That’s about as much as I picked up while at lunch today at Il Vicino. The document reads as though written as a passionate exegesis of history according to some cultlike ‘ism – Marxism, Communism, Trotskyism, Maoism, Freudianism. Words are taken out and given their Newspeak meanings – guideline, diagnosis, diagnostic error, overdiagnosis. They have jargonized Newspeak meanings.
The IOM has asserted, or created from whole cloth, the supposition that diagnostic error is one of the new counterrevolutionary forces impeding progress. It will need to be defined, diagnosed and punished, largely by people who couldn’t diagnose a head cold. Diagnosis is to spring from The People’s Conscience – that is, the team consensus held by the least-experienced member.

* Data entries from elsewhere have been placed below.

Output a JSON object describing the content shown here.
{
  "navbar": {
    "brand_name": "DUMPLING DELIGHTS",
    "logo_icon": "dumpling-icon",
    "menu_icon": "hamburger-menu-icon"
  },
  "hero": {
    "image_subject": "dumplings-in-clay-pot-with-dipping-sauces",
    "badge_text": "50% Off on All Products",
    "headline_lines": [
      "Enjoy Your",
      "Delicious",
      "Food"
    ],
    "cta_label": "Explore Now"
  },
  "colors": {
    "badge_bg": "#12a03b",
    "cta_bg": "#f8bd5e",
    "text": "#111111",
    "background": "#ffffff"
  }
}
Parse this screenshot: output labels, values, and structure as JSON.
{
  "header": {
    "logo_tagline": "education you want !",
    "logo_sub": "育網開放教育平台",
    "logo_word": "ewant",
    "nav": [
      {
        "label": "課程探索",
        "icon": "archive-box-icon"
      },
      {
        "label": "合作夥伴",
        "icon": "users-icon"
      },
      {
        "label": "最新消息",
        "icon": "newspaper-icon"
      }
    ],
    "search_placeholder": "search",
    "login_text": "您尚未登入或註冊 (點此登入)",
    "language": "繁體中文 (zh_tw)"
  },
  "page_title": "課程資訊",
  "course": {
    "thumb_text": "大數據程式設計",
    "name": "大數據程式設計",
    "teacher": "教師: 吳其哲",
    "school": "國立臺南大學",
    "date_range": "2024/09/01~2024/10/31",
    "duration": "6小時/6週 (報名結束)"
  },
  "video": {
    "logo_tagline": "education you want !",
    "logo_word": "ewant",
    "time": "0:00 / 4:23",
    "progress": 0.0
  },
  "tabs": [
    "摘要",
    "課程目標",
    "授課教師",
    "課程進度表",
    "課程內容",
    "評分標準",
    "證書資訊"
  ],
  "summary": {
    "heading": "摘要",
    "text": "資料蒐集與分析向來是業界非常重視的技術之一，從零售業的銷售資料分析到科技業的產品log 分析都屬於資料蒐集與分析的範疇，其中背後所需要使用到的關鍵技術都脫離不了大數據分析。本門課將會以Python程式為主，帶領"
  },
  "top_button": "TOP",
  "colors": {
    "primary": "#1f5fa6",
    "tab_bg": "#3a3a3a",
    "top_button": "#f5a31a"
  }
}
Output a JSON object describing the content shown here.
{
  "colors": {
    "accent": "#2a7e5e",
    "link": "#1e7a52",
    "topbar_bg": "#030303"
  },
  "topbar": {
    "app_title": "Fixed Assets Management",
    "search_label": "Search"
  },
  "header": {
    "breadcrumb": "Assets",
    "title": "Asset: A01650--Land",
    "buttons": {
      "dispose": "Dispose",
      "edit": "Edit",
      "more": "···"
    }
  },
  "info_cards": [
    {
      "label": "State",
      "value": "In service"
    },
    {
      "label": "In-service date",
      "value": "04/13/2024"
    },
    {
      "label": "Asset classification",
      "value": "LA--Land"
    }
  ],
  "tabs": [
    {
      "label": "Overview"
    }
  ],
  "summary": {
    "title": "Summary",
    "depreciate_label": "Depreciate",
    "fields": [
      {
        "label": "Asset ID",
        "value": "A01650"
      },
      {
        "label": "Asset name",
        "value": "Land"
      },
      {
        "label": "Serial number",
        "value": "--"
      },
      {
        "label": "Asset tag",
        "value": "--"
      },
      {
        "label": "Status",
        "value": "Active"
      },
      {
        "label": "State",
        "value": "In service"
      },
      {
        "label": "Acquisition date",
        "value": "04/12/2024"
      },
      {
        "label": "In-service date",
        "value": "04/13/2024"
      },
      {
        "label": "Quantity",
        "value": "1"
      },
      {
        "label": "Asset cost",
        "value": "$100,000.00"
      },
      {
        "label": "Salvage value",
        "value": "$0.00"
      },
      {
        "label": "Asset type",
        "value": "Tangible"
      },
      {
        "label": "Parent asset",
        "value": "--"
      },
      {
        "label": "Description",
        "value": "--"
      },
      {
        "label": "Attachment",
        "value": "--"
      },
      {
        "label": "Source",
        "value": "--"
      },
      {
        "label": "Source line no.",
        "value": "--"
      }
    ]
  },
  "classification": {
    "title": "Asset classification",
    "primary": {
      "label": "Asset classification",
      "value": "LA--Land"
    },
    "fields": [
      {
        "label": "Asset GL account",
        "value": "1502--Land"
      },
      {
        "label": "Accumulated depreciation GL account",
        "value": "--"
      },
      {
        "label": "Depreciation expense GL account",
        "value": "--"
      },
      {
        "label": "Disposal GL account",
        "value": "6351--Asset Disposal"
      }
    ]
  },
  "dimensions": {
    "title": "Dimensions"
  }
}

Interestingly, it is available in paperback for $69.95 (15% discount if you sign up with NAP); alternatively, the e-book can be licitly downloaded for free, here. At $69.95 it is overpriced – free, it is just depressing.
Don’t say I didn’t give ya something this Holiday Season!
PS: A little further on, I discover (p219)
El-Kareh et al. (2013, p. ii40) asserted that “[u]naided clinicians often make diagnostic errors” because they are “[v]ulnerable to fallible human memory, variable disease presentation, clinical disease processes plagued by communication lapses, and a series of well-documented ‘heuristics,’ biases and disease-specific pitfalls.” It is widely recognized that health IT has the potential to help health care professionals address or mitigate these human limitations.”
The triumph of silicon over carbon, perhaps.
“For instance, algorithms can be developed that periodically scan EHRs for diagnostic errors or clinical scenarios that suggest a diagnostic error has occurred. An example of the former would be cases of patients with newly diagnosed pulmonary embolism who were seen in the 2 weeks preceding diagnosis by an outpatient or emergency department clinician with symptoms that may have indicated pulmonary embolism (e.g., cough, shortness of breath, chest pain).”
When we see a patient with a cough, and miss a pulmonary embolus, what makes it now classified as a “diagnostic error?”
In the traditional tort structure of common law, it is when there is tangible evidence which would lead a reasonably competent colleague to diagnose the condition. Now, the ER doctor(s) who have seen the patient and not diagnosed a PE, have made a medical error. Whether or not the patient wishes to litigate against you, and any others who have not diagnosed a PE, is up to the patient, and her/his attorney. Sounds uncomfortable?
“because of the richness of the data source (of malpractice litigation,) this method could also be helpful in identifying the reasons why diagnostic errors occur. However, there are limitations with malpractice claims data because these claims may not be representative; few people who experience adverse events file claims, and the ones who do are more likely to have experienced serious harm.”
Remember, this is not being written by a malpractice lawyers’ organization, but the prestigious Institute of Medicine. Harm, in the legal sense, is the objective demonstration of damage that is a consequence of malpractice.
Taken in summary – get rid of doctors, you get rid of doctors’ errors.Tweet